The provenance of this piece is kind of a fun rags to riches story. This wallpaper is a very mass-produced example of mid-century design, containing a dense pattern of organic, stylized foliage forms with boomerang overlays, quite typical for the 1950s. The paper was donated to the Museum by a woman who was interning in the Wallcoverings Department, who happened to mention that her husband had been walking down the street and found this cool wallpaper in the garbage. When the intern was telling the story, the curator was intrigued and asked if she could see it. It turned out to be this really fun design. It’s well drawn, very vibrant, and quite representative of the period in which it was produced. The 1950s were a very high-period for wallpaper usage. The war had ended and new homes were being built for the returning veterans, and this was the last time in the 20th century when everyone used wallpaper. The Cooper-Hewitt collection contains nearly 1,000 different wallpapers produced during this period.

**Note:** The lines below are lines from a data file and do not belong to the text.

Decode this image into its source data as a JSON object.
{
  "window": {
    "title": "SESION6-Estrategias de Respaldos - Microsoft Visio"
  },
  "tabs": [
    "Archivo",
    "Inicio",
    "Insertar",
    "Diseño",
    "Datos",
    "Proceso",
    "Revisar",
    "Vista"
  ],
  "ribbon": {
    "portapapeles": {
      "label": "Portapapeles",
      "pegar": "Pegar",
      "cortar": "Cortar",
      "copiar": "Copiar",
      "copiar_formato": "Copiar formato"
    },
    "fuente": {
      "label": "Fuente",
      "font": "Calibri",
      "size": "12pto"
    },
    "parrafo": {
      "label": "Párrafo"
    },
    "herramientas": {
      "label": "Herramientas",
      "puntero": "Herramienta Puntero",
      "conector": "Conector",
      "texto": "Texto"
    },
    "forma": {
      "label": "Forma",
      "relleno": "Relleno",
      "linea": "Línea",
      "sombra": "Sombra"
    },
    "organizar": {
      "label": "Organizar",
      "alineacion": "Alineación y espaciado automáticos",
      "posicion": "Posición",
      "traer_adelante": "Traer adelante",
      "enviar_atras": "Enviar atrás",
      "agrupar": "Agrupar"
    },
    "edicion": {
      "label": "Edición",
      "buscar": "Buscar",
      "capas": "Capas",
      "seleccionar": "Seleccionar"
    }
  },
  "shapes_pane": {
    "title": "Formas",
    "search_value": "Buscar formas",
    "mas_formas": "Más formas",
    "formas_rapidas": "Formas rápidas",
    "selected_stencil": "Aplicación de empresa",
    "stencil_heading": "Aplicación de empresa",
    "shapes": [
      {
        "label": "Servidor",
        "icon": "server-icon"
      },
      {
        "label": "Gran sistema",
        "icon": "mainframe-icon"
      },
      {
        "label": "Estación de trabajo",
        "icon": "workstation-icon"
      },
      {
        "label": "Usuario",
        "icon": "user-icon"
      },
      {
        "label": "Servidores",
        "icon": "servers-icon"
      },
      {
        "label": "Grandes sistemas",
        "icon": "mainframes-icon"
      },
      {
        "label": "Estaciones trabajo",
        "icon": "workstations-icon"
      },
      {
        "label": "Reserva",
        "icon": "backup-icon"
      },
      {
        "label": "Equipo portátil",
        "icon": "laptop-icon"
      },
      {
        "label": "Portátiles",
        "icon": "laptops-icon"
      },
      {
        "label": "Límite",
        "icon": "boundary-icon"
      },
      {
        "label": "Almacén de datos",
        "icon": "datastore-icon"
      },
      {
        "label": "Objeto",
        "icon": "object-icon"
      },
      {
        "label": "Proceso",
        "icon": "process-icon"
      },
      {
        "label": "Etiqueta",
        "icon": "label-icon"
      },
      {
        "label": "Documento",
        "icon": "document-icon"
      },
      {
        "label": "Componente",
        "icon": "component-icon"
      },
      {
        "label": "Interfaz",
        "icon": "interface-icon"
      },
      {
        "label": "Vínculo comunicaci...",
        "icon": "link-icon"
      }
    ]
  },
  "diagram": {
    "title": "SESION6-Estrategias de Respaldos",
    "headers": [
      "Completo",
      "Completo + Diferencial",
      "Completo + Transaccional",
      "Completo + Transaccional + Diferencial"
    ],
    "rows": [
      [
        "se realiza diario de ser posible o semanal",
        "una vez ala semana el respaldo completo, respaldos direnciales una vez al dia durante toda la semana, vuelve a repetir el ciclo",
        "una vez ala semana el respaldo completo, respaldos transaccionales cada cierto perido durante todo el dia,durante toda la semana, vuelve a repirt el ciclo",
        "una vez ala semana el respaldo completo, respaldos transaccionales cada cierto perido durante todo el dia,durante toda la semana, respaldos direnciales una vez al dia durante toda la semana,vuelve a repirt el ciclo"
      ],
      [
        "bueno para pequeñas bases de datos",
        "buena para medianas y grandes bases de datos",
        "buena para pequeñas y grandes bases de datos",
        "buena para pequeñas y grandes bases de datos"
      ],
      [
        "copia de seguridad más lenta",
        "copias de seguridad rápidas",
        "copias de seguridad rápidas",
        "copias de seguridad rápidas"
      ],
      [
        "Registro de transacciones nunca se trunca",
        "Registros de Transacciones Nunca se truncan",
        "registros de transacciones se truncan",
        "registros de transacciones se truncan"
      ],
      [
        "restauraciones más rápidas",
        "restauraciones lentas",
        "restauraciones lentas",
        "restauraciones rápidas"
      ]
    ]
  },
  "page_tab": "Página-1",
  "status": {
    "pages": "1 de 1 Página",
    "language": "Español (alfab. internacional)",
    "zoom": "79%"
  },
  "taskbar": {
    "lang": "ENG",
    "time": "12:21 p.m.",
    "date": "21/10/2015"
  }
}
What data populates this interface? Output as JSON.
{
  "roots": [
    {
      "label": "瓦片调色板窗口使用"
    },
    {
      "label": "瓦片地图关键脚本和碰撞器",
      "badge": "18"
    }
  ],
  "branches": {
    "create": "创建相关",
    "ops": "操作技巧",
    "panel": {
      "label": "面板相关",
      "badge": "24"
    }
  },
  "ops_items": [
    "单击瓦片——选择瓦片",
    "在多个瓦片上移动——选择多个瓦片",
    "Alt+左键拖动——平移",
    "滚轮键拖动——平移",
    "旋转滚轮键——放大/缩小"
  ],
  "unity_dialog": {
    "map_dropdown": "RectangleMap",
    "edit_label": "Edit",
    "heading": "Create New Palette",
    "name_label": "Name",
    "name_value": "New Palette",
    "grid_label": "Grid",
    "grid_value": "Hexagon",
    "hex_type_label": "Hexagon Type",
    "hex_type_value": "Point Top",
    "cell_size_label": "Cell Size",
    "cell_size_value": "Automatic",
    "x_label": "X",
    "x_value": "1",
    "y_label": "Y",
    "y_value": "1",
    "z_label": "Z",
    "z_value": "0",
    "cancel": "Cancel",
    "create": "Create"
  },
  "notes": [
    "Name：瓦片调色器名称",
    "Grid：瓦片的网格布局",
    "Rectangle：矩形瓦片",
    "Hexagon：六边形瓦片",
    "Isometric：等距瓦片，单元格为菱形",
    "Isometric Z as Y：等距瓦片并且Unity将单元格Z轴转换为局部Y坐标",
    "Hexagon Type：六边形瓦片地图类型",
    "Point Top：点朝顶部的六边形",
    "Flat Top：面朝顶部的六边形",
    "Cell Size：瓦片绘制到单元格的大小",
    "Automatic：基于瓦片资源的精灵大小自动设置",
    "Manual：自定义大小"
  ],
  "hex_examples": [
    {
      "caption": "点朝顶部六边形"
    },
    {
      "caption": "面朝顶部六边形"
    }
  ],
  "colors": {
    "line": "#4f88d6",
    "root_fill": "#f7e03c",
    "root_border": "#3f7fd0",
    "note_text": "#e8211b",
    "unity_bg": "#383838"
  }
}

After seeing the paper the curator liked the design and presented it for acquisition to the Museum’s permanent collection. After acquisition it was then shown in an exhibition at Cooper-Hewitt, From Kitsch to Corbusier: Wallpapers from the 1950s. It also appeared on the cover of a desk calendar that accompanied the exhibition. It was then borrowed by the Brooklyn Museum of Art in 1995 to be shown in Vital Forms: American Art in the Atomic Age, 1940-60. So from being dumped in the garbage by someone who thought it was trash, to being acquired by the Cooper-Hewitt, National Design Museum and included in exhibitions at two major museums, this wallpaper definitely achieved its 15 minutes of fame in a story that would have made Andy Warhol proud.